31 Roles and Responsibilities Specialist Project TeamsThe multi-disciplinary project specialist team’s role and responsibilities are to support the establishment and operationalization of the IEH. The key objectives of the specialist project teams are to:Develop a comprehensive Strategy and Framework for each industrial with a detailed institutional and implementation planUndertake a feasibility study and business plan for each industrial hub which will include:A detailed industrial capacity assessment for each hub which will include: the comparative advantage of the area, the size and capacity of each industrial zone, indicate the industrial and business mix for each zone, condition of existing infrastructure, linkages with other zones within and outside the provinceIdentify and establish value chain linkages between industrial hubs and the designated Special Economic Zones for the province
32 Roles and Responsibilities Specialist Project Teams (continued)Provide cutting edge research and development expertise for each industrial hubFacilitate and manage the actual operationalization of each industrial hub which will include:Identification and securing of industrial hub anchor investors andoperatorsIdentifying, leveraging and securing of funding for industrial hubs Packaging of incentive schemes for industrial hub locators Securing of sites (land and buildings)Provide necessary infrastructure including services (water, electricity,roads)Effective planning, management, monitoring and evaluation for eachindustrial hub.
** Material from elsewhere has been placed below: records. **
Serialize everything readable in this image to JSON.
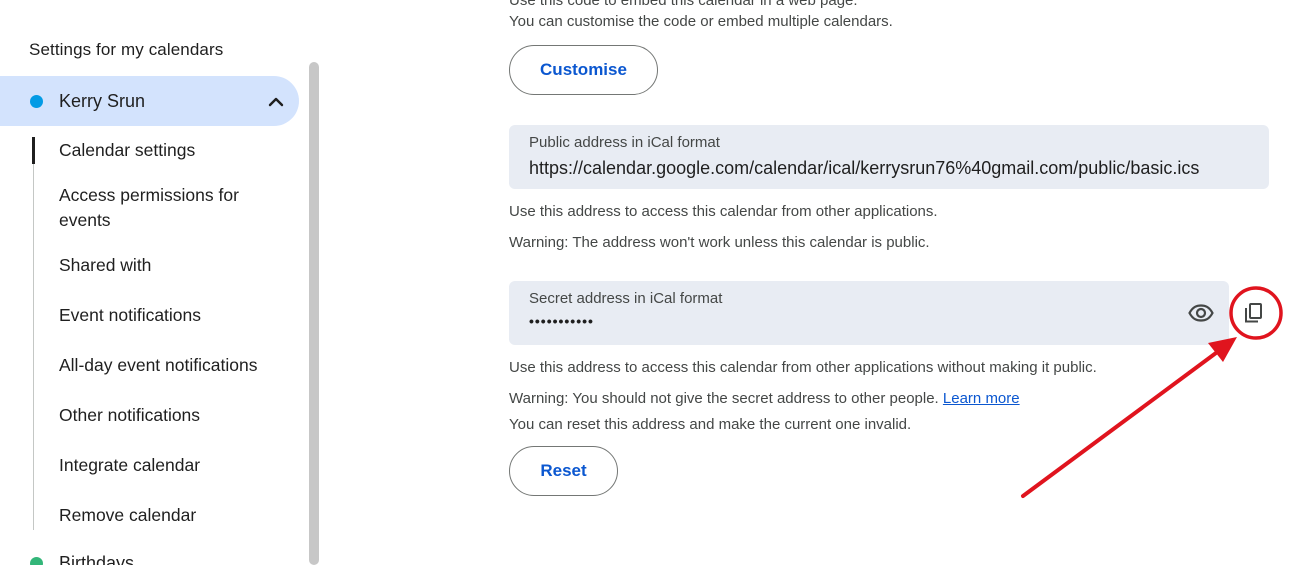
{
  "sidebar": {
    "heading": "Settings for my calendars",
    "calendar": {
      "name": "Kerry Srun",
      "color": "#039be5",
      "expanded": true
    },
    "items": [
      {
        "label": "Calendar settings",
        "active": true
      },
      {
        "label": "Access permissions for events"
      },
      {
        "label": "Shared with"
      },
      {
        "label": "Event notifications"
      },
      {
        "label": "All-day event notifications"
      },
      {
        "label": "Other notifications"
      },
      {
        "label": "Integrate calendar"
      },
      {
        "label": "Remove calendar"
      }
    ],
    "next_calendar": {
      "name": "Birthdays",
      "color": "#33b679"
    }
  },
  "main": {
    "embed_cut_text": "Use this code to embed this calendar in a web page.",
    "embed_help": "You can customise the code or embed multiple calendars.",
    "customise_button": "Customise",
    "public_ical": {
      "label": "Public address in iCal format",
      "value": "https://calendar.google.com/calendar/ical/kerrysrun76%40gmail.com/public/basic.ics",
      "help1": "Use this address to access this calendar from other applications.",
      "help2": "Warning: The address won't work unless this calendar is public."
    },
    "secret_ical": {
      "label": "Secret address in iCal format",
      "masked_value": "•••••••••••",
      "help1": "Use this address to access this calendar from other applications without making it public.",
      "warning": "Warning: You should not give the secret address to other people.",
      "learn_more": "Learn more",
      "reset_help": "You can reset this address and make the current one invalid.",
      "show_icon": "eye-icon",
      "copy_icon": "copy-icon"
    },
    "reset_button": "Reset"
  },
  "annotation": {
    "color": "#e0141e"
  }
}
33 CONCLUSION The IEH is to launched in all districts at by May 2013; The IEH is a three year project – (Feasibility – Operationalization);The IEH is not a silver bullet to solve all our problems – other key initiatives to continueKZN opportunities to sustain higher growth path still remains – (manufacturing, tourism, agriculture- agro, transport – logistics, emerging industries)Need to harmonize and synergize our various initiatives and programmes
34 THE END!!! THANK YOU!! Contact Details: Mr Sihle Mkhize General Manager: Economic PlanningDepartment of Economic Development & Tourism